[[ Material to process, beginning ]]

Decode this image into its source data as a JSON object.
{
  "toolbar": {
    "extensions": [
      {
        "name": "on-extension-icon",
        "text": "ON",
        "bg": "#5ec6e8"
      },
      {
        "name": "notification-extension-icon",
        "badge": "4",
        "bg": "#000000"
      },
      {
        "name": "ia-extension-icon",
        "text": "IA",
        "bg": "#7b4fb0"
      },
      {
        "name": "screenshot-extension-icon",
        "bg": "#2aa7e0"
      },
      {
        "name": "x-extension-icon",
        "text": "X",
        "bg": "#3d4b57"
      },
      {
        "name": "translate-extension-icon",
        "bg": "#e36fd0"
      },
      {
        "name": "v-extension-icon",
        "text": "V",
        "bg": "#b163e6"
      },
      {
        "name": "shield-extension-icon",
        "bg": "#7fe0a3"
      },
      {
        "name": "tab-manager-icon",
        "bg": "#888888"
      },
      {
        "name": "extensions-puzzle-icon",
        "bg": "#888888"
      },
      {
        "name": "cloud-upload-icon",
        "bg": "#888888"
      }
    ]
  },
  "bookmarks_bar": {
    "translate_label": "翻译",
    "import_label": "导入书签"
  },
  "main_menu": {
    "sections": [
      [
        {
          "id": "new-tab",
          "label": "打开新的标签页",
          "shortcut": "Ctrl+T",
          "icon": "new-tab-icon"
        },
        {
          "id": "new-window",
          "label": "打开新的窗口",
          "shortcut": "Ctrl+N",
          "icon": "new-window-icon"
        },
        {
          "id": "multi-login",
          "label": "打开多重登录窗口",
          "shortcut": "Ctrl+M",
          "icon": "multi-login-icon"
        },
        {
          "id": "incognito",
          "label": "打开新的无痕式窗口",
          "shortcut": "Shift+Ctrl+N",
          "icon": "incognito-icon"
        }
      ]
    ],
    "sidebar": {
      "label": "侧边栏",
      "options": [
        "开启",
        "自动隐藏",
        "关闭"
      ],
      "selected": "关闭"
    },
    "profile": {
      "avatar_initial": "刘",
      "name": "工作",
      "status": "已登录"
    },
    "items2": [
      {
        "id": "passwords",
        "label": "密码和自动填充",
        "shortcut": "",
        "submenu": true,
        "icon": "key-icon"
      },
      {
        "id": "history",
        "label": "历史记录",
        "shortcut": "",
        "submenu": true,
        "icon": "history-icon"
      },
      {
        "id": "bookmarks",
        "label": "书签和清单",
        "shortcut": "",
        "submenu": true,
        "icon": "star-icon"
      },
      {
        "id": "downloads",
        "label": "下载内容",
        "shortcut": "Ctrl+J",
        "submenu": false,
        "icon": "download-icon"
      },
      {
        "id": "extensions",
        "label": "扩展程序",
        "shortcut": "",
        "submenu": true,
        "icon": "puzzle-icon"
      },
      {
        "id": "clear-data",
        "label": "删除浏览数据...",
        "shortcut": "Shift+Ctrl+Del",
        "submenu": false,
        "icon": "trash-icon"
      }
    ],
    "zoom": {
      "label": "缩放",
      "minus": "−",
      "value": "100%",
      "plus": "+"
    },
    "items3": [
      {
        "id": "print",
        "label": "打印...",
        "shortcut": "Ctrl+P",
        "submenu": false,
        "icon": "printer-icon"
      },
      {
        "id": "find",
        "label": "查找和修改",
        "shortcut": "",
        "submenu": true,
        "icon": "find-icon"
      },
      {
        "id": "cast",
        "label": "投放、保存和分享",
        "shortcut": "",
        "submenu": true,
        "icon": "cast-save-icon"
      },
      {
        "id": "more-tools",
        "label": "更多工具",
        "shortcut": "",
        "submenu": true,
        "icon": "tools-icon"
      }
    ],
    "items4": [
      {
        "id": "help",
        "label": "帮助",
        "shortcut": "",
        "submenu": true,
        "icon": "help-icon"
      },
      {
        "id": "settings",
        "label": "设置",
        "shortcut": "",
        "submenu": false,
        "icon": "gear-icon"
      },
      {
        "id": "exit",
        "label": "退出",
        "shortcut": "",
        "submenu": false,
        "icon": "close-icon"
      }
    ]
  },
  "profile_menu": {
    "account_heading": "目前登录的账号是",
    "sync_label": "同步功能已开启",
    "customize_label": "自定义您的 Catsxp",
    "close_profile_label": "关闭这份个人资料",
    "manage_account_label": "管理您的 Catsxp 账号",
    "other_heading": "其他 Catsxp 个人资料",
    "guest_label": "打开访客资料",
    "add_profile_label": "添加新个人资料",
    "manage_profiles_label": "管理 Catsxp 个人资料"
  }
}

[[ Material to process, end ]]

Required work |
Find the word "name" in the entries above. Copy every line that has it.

Response for this exercise |
        "name": "on-extension-icon",
        "name": "notification-extension-icon",
        "name": "ia-extension-icon",
        "name": "screenshot-extension-icon",
        "name": "x-extension-icon",
        "name": "translate-extension-icon",
        "name": "v-extension-icon",
        "name": "shield-extension-icon",
        "name": "tab-manager-icon",
        "name": "extensions-puzzle-icon",
        "name": "cloud-upload-icon",
      "name": "工作",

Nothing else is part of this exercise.